The secular way
So, instead of saying that a tradition or discipline has, in itself, the whole truth, including the secular way, we should take these ideas as wise insights or suggestions and accept that there is no authority to decide what works for everyone. Perhaps it is better to understand this same secular approach as a method of research and dialogue with the contemporary world that starts from our perspective as modern human beings, from our ‘saeculum’, precisely, from our time, and thanks to this lens revises the meaning also of the teachings of ancient traditions so that they can speak to the human beings of today. Moreover, all traditions, religious or secular, have arrived in this time and place not from a timeless dimension, but have their roots in a lineage of people and events that has allowed it to become what it is. Therefore, a new approach that takes into account our historical, philological, anthropological and archaeological knowledge is necessary and strongly useful to shed light on the links in this long chain. But it is better to remember that the characteristics we can attribute to each link are often the result of a conventional and functional definition that does not do justice to the vitality and heritage of ideas present in each of them.
The fence of definitions
What the spiritual practice of this modern, global world will be like in this modern, global world is an open question and I don’t believe the solution lies in conflict or opposition with traditional forms of practice. Perhaps it is easier to imagine a path that is the fusion of both these elements. A new path that requires confrontation, dialogue, openness and a not inconsiderable dose of risk. This is what has always happened and there is no reason why it should not happen now. The fundamental question is whether to side with this stranger or embrace any kind of orthodoxy, traditional or otherwise.

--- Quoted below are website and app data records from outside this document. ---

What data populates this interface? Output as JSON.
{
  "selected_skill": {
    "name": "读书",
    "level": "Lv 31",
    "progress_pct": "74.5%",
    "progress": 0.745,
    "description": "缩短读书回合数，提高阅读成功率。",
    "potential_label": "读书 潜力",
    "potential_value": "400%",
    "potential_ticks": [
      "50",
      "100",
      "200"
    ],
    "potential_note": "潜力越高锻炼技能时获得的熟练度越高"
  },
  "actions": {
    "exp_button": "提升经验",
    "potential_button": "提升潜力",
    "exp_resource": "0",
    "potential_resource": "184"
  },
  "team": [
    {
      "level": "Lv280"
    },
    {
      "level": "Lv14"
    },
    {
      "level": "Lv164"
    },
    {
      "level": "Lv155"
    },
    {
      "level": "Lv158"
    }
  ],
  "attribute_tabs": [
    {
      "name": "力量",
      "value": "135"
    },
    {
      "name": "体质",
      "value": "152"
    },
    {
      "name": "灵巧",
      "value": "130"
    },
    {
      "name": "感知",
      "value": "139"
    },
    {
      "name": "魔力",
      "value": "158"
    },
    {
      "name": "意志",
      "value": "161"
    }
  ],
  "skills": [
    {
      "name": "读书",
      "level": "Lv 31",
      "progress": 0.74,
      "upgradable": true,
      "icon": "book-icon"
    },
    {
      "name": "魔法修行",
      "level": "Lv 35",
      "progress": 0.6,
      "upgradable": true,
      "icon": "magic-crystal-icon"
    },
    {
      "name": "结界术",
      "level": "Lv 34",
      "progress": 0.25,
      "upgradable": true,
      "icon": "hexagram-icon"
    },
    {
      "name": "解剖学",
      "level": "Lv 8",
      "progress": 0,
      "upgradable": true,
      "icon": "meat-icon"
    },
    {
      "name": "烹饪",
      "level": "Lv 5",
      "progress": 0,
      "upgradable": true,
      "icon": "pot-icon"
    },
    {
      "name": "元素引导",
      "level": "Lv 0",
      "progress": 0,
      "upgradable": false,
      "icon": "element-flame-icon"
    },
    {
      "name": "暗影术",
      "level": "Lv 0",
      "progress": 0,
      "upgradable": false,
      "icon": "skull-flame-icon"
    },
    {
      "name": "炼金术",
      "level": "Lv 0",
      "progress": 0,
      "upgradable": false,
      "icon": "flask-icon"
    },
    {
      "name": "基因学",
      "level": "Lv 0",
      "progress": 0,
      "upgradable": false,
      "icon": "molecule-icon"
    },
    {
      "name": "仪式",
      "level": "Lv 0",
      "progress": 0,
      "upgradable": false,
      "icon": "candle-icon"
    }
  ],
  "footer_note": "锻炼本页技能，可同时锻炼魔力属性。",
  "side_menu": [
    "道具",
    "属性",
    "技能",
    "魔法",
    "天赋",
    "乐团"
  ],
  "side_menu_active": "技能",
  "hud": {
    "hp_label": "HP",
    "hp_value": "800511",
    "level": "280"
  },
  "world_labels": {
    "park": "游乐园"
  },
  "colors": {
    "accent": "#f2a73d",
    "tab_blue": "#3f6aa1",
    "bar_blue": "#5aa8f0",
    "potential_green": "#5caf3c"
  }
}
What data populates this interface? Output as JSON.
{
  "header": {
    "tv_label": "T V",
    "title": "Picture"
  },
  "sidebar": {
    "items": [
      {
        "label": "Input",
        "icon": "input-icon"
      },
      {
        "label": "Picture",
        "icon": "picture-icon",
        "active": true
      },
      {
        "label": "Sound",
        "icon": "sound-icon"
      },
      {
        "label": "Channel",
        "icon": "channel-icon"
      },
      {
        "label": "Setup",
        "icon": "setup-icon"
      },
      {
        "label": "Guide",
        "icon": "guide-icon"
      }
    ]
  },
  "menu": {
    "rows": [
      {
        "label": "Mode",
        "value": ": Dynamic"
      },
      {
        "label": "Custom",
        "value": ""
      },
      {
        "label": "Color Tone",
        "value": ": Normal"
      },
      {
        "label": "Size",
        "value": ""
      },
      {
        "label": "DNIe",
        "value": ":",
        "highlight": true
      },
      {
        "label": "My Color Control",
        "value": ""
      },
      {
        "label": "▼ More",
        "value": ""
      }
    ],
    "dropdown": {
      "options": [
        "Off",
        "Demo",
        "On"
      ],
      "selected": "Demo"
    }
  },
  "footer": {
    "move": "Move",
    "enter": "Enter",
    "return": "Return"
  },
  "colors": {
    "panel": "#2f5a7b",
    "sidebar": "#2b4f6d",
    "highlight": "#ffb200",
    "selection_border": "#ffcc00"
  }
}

Buddhism itself – whatever we mean by this conventional term – is, ultimately, an ever-changing project, like the lives of those who give it vitality. If, therefore, every definition is valid as an instrument of communication – and secular Buddhism is no exception – at the same time it remains an imperfect definition and incapable of including every nuance of experience, just as every form of wisdom suggests. The problem with rigid definitions lie in the fact that they are often the antechamber for the creation of orthodoxies. Human beings like to have certainties and are not particularly inclined to open their eyes to the mystery of the sublime because this same sublime has a tendency to be unreliable and disconcerting. One moment it seems here, at hand. The next minute the confusion returns.
Yet, Huineng, a Chinese Zen master, said that ’a passing thought that clings to objects is delusional, while the next thought that frees one from attachment to them is awakening’. The bottom line is whether to side with the gamble, the freedom that is the condition of an open, awakened mind, or to defend any kind of orthodoxy, traditional or not. And in developing the ability to engage creatively in this way, ethical action that aims at integrity and wisdom plays a fundamental role. We need a wisdom that is capable of capturing every moment of wonder and in the next instant letting it go without any sense of regret or bewilderment.
 The term is used by the sociologist Zygmunt Bauman.
 From ‘La costruzione di un amore’, from the album Panama e dintorni, by Ivano Fossati. 1981